Among winter’s wonderful sights are the birds which spend their winter holidays in the UK. 

The exotic-looking waxwing is a bird to look out for this month. They breed in northern forests and are more usually found in Scandinavia and northern Russia, but small numbers visit the UK every winter, with flocks crossing the North Sea in a quest for berries – their favourite food. 

This winter large numbers of waxwings have made the crossing in what is termed an “irruption”. The birds are first seen on the east coast before moving farther inland. Birdwatchers report they’ve seen waxwings gorging on berries in Farnham and East Horsley recently, so it’s possible they’ll be spotted in the Woking area too.

Waxwings prefer rowan and hawthorn berries, but can be enticed with hung-up apples. 

They are about the size of a starling, but their punk-rocker crest makes them really stand out. They are reddish-brown with a black throat, a small black mask round the eyes, yellow and white in the wings and a yellow-tipped tail. It’s said they were named waxwings because the tips of their feathers look as though they’ve been dipped in sealing wax.

They can be spotted individually or in flocks on bushes full of berries. They’re not fussy where they feed, even in busy car parks and gardens. 

The redwing is another winter visitor to look out for. It is in the thrush family, but has distinctive orangey-red patches under its wings. Elsewhere they are dark brown above and white below, with a black-streaked breast. It has a distinctive face too, with a white eyebrow stripe and dark brown cheeks.

Redwings are common visitors to the UK each winter, coming mainly from Iceland and Scandinavia to enjoy the feast of seasonal berries in the UK’s hedgerows, gardens and parks.

Over the winters I’ve often seen large groups of these distinctive birds on broad grassy areas alongside footpaths near my Goldsworth Park, Woking, home. They seem to be oblivious to human passers-by as they busily gorge on berries or explore the turf for wriggly feasts.

The numbers of redwings in any year depends on food availability in their northern breeding territories during the spring and summer. In autumn, redwings gather along the Scandinavian coast at dusk before launching off on their 500-mile overnight flight across the North Sea to the UK. 
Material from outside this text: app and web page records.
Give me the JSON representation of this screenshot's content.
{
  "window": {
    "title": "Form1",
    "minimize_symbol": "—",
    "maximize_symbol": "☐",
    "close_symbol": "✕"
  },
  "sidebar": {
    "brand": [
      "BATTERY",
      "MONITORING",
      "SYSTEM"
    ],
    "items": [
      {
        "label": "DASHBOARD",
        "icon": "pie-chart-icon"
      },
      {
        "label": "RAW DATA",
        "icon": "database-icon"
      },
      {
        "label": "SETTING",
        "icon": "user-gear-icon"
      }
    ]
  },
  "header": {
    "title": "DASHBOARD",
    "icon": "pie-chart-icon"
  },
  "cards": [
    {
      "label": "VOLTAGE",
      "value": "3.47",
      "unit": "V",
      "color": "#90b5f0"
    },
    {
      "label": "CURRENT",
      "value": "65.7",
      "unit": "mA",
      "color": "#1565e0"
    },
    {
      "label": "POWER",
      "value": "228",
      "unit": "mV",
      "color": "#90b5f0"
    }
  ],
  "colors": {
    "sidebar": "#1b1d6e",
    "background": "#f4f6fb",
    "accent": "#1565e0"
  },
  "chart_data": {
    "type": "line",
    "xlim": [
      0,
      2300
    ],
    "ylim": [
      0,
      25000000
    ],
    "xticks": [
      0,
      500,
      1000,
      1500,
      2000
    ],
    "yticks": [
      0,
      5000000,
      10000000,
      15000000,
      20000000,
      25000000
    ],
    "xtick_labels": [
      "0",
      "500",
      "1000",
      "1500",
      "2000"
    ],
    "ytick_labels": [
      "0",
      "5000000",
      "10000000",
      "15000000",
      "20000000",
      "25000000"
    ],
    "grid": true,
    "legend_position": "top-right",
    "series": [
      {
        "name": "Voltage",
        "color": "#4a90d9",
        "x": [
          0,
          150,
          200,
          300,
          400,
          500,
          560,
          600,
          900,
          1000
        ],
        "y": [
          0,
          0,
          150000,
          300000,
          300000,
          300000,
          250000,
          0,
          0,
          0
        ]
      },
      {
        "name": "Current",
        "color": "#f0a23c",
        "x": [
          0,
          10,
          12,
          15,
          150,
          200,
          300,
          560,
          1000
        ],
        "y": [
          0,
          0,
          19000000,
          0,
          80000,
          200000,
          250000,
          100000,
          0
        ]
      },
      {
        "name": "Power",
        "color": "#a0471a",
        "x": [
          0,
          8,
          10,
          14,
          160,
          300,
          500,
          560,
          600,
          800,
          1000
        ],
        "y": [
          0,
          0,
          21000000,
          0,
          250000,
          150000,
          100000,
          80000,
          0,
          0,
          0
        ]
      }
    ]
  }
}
Another winter thrush to look for is the fieldfare – the largest thrush seen in the UK and distinguished from others by its grey head and yellow bill. They stand very upright and move forward with purposeful hops. They are very social, spending the winter in flocks of anything up to several hundred strong.

Like redwings, these birds are come to the UK seeking food and shelter in our warmer climate. They arrive from Scandinavia, Russia and Eastern Europe to spend the winter here. 

If you spot any of these attractive winter visitors, take a moment to observe them while they’re here because, when spring arrives, they’ll leave us to return to their northern breeding grounds.

And please tell us what you’ve seen by email to [email protected]